Beyond these estimates, there are risks that could erode the foreign sector more than expected. Firstly, we will have to wait and see what impact Brexit has. This is an important factor insofar as exports to the United Kingdom (Portugal’s fourth largest trading partner) represent 4.3% of Portugal’s GDP. Secondly, we will have to see to what extent vehicle production and exports could be adversely affected by the postponement of car purchasing decisions, in an environment marked by the deep structural changes of the sector and regulatory uncertainty.

In spite of the risks underlined, one element to keep in mind is that the importer content of Portuguese exports is high (1 euro exported translates into a 44-cent increase in imports). Therefore, the slowdown in exports would result in imports also registering a more moderate growth, mitigating the negative impact of foreign demand on growth.

Will it be a good year?

To do this, we make a small model to predict GDP growth in 2020 based on the expected trend of consumer, industry and services confidence indicators.3 In this regard, the prediction exercise indicates a GDP growth of 1.8% in 2020, very much in line with our forecast (1.7%). Furthermore, we estimate that the probability of growth exceeding 1.5% stands at 72%, while the probability of growth being below 0.6% is estimated to be less than 5% (0.6% would mean nil quarter-on-quarter growth in the four quarters of the year).

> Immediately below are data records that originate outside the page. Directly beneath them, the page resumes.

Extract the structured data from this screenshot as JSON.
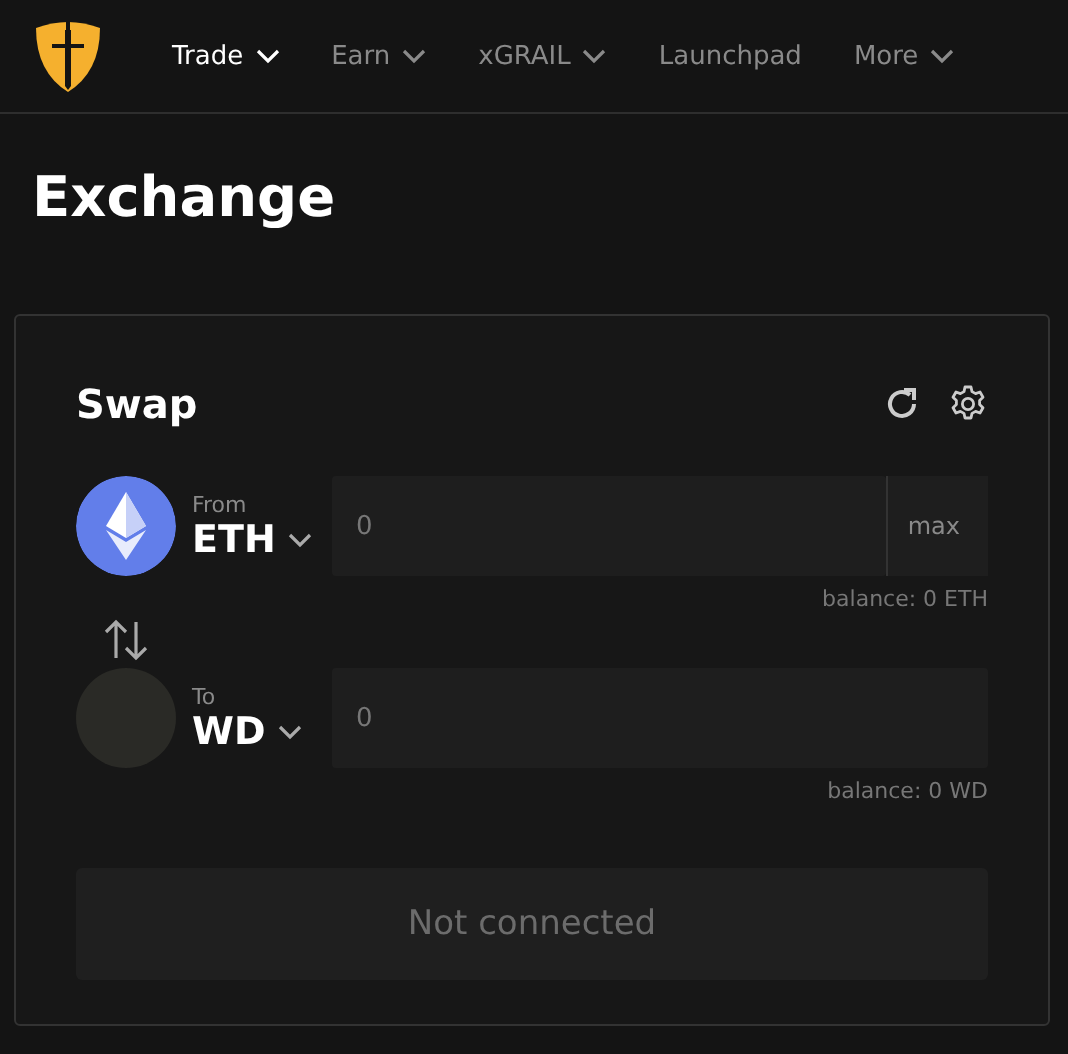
{
  "nav": [
    {
      "label": "Trade",
      "dropdown": true,
      "selected": true
    },
    {
      "label": "Earn",
      "dropdown": true,
      "selected": false
    },
    {
      "label": "xGRAIL",
      "dropdown": true,
      "selected": false
    },
    {
      "label": "Launchpad",
      "dropdown": false,
      "selected": false
    },
    {
      "label": "More",
      "dropdown": true,
      "selected": false
    }
  ],
  "page_title": "Exchange",
  "swap": {
    "title": "Swap",
    "tokens": [
      {
        "label": "From",
        "symbol": "ETH",
        "kind": "eth",
        "amount": "0",
        "max": "max",
        "balance": "balance: 0 ETH"
      },
      {
        "label": "To",
        "symbol": "WD",
        "kind": "blank",
        "amount": "0",
        "balance": "balance: 0 WD"
      }
    ],
    "submit": {
      "label": "Not connected",
      "disabled": true
    }
  }
}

In short, the Portuguese economy is currently more resilient than it was in previous episodes of global slowdown. This time, it has much more solid foundations thanks to the strengthening of competitiveness, the reduction of significant imbalances (the reduction in private debt deserves special mention) and the structural reforms implemented in recent years.

Daniel Belo and Teresa Gil Pinheiro

1. In addition, the increase in the salaries of public sector workers that has already been approved could have a positive impact on household consumption in 2020.

2. 86% of all exports of goods and services go to 20 different countries. In order of importance, these include Spain (~20%), France (~13%), Germany (~11%), the United Kingdom (~10%), and the US (~5%). Angola and Brazil are in 8th and 9th place, respectively, with market shares of less than 3%, while China is in 15th with only a 1% share.

3. We predict the values of these indicators in 2020 using an AR(1) model, and then use these predictions to forecast growth in 2020. We then plot GDP growth against the consumer and business confidence indicators. The main specification is

\(GDP\;growth_t\;=\;\beta_{0\;+\;}\beta_1\ast\;Consumer\;Confidence_{t\;}+\;\gamma\ast\;Manufacturing\;business\; confidence_{t\;}+\;\alpha\ast\;Services\;business\;confidence\;+\;\varepsilon_t\) ,using annual data beginning in the year 2002. Data from the National Statistics Institute.

Daniel Belo
Teresa Gil Pinheiro